State only how many lines below include the string "this".

───── MATERIAL SUPPLIED ─────

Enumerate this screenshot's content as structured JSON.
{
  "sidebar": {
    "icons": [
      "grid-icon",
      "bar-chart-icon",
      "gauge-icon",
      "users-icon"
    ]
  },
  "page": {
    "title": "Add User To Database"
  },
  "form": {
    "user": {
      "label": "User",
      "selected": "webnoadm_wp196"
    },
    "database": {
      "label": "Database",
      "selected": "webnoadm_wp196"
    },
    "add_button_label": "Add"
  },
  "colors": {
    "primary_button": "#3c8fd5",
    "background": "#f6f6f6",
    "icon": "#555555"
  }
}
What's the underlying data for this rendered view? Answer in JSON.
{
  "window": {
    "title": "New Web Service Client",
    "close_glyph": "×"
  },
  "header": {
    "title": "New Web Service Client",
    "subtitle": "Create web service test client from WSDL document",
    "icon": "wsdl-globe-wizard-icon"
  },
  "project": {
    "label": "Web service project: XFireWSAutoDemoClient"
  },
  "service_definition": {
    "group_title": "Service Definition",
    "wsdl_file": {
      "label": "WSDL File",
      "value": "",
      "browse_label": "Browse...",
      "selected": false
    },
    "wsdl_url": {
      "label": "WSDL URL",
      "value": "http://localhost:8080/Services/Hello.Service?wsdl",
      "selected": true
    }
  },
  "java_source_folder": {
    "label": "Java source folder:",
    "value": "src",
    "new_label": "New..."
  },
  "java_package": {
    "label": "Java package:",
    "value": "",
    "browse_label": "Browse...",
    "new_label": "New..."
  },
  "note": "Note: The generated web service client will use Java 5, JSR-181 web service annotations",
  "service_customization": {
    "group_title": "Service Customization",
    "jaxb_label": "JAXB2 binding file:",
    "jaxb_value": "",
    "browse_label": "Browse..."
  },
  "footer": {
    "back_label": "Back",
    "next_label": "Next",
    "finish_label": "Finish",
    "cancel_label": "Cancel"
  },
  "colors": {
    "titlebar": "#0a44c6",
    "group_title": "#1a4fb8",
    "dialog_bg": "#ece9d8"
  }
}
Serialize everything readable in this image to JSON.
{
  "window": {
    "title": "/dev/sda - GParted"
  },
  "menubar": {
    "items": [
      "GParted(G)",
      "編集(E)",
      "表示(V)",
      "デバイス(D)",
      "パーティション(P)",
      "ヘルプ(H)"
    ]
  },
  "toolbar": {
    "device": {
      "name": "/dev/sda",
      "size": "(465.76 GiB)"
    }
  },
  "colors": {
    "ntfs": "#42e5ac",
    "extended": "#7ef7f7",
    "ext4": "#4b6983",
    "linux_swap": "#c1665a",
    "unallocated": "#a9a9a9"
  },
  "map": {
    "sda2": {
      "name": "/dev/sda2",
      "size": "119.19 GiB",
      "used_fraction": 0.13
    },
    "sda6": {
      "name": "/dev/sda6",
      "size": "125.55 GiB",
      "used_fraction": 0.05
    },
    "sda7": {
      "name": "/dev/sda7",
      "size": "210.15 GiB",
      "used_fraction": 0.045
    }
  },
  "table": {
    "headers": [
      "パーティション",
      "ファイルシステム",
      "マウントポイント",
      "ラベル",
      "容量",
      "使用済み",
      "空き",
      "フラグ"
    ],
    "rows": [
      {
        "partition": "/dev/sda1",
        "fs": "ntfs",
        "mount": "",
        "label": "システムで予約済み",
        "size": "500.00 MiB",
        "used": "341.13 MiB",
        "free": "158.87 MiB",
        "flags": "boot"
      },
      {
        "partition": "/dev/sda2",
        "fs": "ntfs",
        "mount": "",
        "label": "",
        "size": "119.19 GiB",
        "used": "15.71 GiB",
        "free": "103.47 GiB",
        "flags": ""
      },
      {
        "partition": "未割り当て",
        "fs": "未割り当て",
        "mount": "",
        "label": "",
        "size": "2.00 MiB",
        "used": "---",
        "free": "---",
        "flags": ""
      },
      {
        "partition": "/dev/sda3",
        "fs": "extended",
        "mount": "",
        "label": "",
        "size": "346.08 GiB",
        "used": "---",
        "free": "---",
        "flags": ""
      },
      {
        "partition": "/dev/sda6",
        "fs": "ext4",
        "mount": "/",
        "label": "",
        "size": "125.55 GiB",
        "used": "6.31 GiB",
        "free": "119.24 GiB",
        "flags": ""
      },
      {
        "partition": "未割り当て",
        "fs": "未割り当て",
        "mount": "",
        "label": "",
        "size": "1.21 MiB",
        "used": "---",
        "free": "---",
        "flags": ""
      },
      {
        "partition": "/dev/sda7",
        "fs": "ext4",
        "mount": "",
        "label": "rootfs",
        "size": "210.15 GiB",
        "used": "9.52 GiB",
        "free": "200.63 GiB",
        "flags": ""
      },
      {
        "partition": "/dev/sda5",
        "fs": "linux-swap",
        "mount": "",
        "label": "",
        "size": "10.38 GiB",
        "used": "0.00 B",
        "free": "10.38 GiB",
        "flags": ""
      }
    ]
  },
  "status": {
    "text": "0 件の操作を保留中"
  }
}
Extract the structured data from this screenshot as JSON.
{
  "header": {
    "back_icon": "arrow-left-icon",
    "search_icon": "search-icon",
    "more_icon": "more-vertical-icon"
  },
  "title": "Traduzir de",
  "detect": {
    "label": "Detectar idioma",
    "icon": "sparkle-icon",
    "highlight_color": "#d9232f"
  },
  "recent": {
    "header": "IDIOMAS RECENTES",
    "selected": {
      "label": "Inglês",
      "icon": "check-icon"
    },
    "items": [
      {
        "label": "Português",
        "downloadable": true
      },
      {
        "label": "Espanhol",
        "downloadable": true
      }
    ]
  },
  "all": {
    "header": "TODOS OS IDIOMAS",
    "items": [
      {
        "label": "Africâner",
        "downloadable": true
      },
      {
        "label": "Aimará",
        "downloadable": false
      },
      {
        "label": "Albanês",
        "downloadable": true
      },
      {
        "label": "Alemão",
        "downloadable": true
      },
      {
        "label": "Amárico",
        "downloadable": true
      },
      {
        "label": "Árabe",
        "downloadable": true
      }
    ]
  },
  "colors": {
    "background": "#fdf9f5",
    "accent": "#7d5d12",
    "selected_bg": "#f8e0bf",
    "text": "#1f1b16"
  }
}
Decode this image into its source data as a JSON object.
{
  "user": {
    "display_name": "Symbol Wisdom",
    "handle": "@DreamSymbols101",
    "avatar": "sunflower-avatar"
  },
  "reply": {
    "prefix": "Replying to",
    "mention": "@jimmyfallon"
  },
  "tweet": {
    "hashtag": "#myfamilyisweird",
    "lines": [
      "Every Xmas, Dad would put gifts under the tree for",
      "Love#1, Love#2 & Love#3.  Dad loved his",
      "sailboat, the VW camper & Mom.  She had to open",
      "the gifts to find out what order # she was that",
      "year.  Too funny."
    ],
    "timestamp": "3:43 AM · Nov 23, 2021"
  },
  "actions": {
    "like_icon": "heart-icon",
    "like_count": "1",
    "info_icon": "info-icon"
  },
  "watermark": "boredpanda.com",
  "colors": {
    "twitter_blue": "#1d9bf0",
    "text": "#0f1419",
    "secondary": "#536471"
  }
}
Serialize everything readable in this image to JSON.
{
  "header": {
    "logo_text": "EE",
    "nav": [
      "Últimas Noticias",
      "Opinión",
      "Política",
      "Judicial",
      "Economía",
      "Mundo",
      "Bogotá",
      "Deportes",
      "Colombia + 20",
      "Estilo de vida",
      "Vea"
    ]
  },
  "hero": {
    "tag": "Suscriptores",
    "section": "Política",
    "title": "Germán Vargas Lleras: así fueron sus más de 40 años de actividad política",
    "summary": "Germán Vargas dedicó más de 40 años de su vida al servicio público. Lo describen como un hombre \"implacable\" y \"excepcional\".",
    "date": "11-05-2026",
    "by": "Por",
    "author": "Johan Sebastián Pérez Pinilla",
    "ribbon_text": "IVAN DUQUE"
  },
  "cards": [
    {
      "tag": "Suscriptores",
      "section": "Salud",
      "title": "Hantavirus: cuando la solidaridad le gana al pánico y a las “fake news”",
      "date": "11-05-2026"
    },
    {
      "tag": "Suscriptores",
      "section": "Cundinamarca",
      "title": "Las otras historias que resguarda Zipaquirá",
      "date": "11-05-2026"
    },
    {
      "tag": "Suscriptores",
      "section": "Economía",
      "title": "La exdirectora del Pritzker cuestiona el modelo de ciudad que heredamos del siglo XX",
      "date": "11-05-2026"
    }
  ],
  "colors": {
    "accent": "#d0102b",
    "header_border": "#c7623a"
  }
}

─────

> _REPLY_: 6